Find and return every line of the data that contains the word "title".
-------- DATASET RECORDS --------
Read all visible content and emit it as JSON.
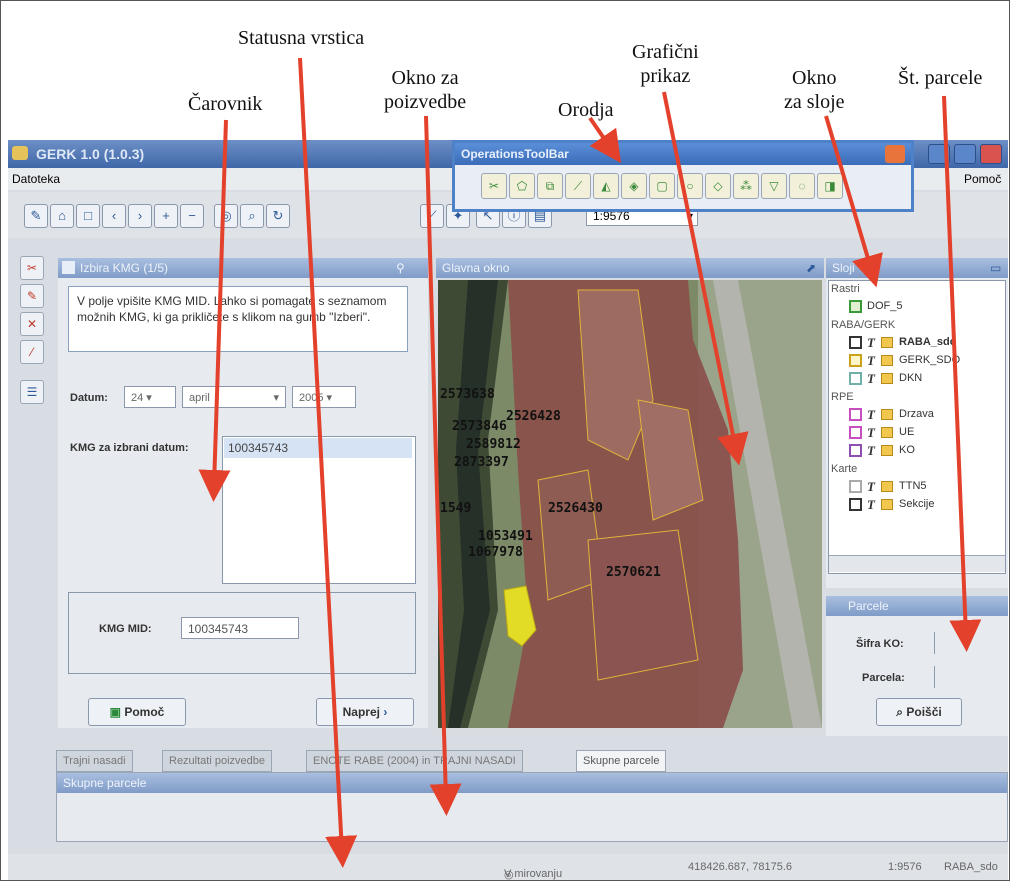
{
  "annotations": {
    "statusna_vrstica": "Statusna vrstica",
    "graficni_prikaz": [
      "Grafični",
      "prikaz"
    ],
    "okno_za_poizvedbe": [
      "Okno za",
      "poizvedbe"
    ],
    "carovnik": "Čarovnik",
    "orodja": "Orodja",
    "okno_za_sloje": [
      "Okno",
      "za sloje"
    ],
    "st_parcele": "Št. parcele"
  },
  "app": {
    "title": "GERK 1.0 (1.0.3)",
    "menu": {
      "file": "Datoteka",
      "help": "Pomoč"
    },
    "scale_value": "1:9576"
  },
  "ops_toolbar": {
    "title": "OperationsToolBar"
  },
  "wizard": {
    "title": "Izbira KMG (1/5)",
    "info_text": "V polje vpišite KMG MID. Lahko si pomagate s seznamom možnih KMG, ki ga prikličete s klikom na gumb \"Izberi\".",
    "datum_label": "Datum:",
    "day": "24",
    "month": "april",
    "year": "2005",
    "kmg_list_label": "KMG za izbrani datum:",
    "kmg_list": [
      "100345743"
    ],
    "mid_label": "KMG MID:",
    "mid_value": "100345743",
    "help_button": "Pomoč",
    "next_button": "Naprej"
  },
  "map": {
    "title": "Glavna okno",
    "parcels": [
      "2573638",
      "2526428",
      "2573846",
      "2589812",
      "2873397",
      "1549",
      "2526430",
      "1053491",
      "1067978",
      "2570621"
    ]
  },
  "layers": {
    "title": "Sloji",
    "groups": [
      {
        "name": "Rastri",
        "items": [
          {
            "label": "DOF_5",
            "checked": true
          }
        ]
      },
      {
        "name": "RABA/GERK",
        "items": [
          {
            "label": "RABA_sdo",
            "checked": false
          },
          {
            "label": "GERK_SDO",
            "checked": true
          },
          {
            "label": "DKN",
            "checked": false
          }
        ]
      },
      {
        "name": "RPE",
        "items": [
          {
            "label": "Drzava",
            "checked": false
          },
          {
            "label": "UE",
            "checked": false
          },
          {
            "label": "KO",
            "checked": false
          }
        ]
      },
      {
        "name": "Karte",
        "items": [
          {
            "label": "TTN5",
            "checked": false
          },
          {
            "label": "Sekcije",
            "checked": false
          }
        ]
      }
    ]
  },
  "parcele": {
    "title": "Parcele",
    "sifra_label": "Šifra KO:",
    "parcela_label": "Parcela:",
    "search_button": "Poišči"
  },
  "tabs": [
    "Trajni nasadi",
    "Rezultati poizvedbe",
    "ENOTE RABE (2004) in TRAJNI NASADI",
    "Skupne parcele"
  ],
  "bottom_panel": {
    "title": "Skupne parcele"
  },
  "status": {
    "state": "V mirovanju",
    "coords": "418426.687, 78175.6",
    "scale": "1:9576",
    "layer": "RABA_sdo"
  },
  "colors": {
    "arrow": "#e3412c",
    "accent": "#4d82c9"
  }
}
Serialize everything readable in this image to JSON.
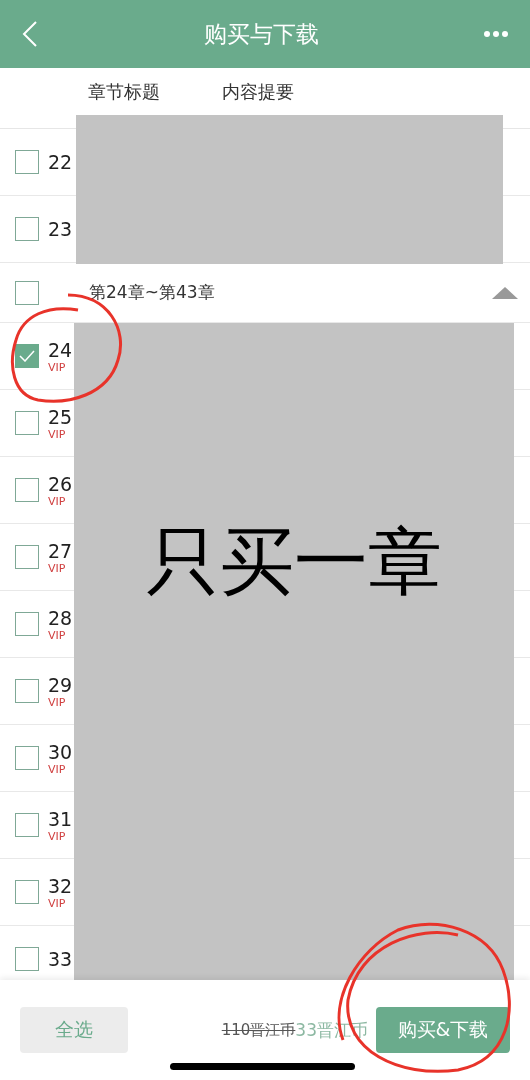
{
  "header": {
    "title": "购买与下载"
  },
  "tabs": [
    {
      "label": "章节标题",
      "selected": false
    },
    {
      "label": "内容提要",
      "selected": false
    }
  ],
  "chapters": [
    {
      "kind": "chapter",
      "number": "22",
      "checked": false
    },
    {
      "kind": "chapter",
      "number": "23",
      "checked": false
    },
    {
      "kind": "group",
      "title": "第24章~第43章",
      "checked": false,
      "expanded": true
    },
    {
      "kind": "chapter",
      "number": "24",
      "tag": "VIP",
      "checked": true
    },
    {
      "kind": "chapter",
      "number": "25",
      "tag": "VIP",
      "checked": false
    },
    {
      "kind": "chapter",
      "number": "26",
      "tag": "VIP",
      "checked": false
    },
    {
      "kind": "chapter",
      "number": "27",
      "tag": "VIP",
      "checked": false
    },
    {
      "kind": "chapter",
      "number": "28",
      "tag": "VIP",
      "checked": false
    },
    {
      "kind": "chapter",
      "number": "29",
      "tag": "VIP",
      "checked": false
    },
    {
      "kind": "chapter",
      "number": "30",
      "tag": "VIP",
      "checked": false
    },
    {
      "kind": "chapter",
      "number": "31",
      "tag": "VIP",
      "checked": false
    },
    {
      "kind": "chapter",
      "number": "32",
      "tag": "VIP",
      "checked": false
    },
    {
      "kind": "chapter",
      "number": "33",
      "checked": false
    }
  ],
  "overlay_note": "只买一章",
  "footer": {
    "select_all": "全选",
    "original_price": "110晋江币",
    "price": "33晋江币",
    "buy_button": "购买&下载"
  }
}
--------
» **ANSWER BELOW**
    "title": "GERK 1.0 (1.0.3)",
    "title": "OperationsToolBar"
    "title": "Izbira KMG (1/5)",
    "title": "Glavna okno",
    "title": "Sloji",
    "title": "Parcele",
    "title": "Skupne parcele"
    "title": "购买与下载"
      "title": "第24章~第43章",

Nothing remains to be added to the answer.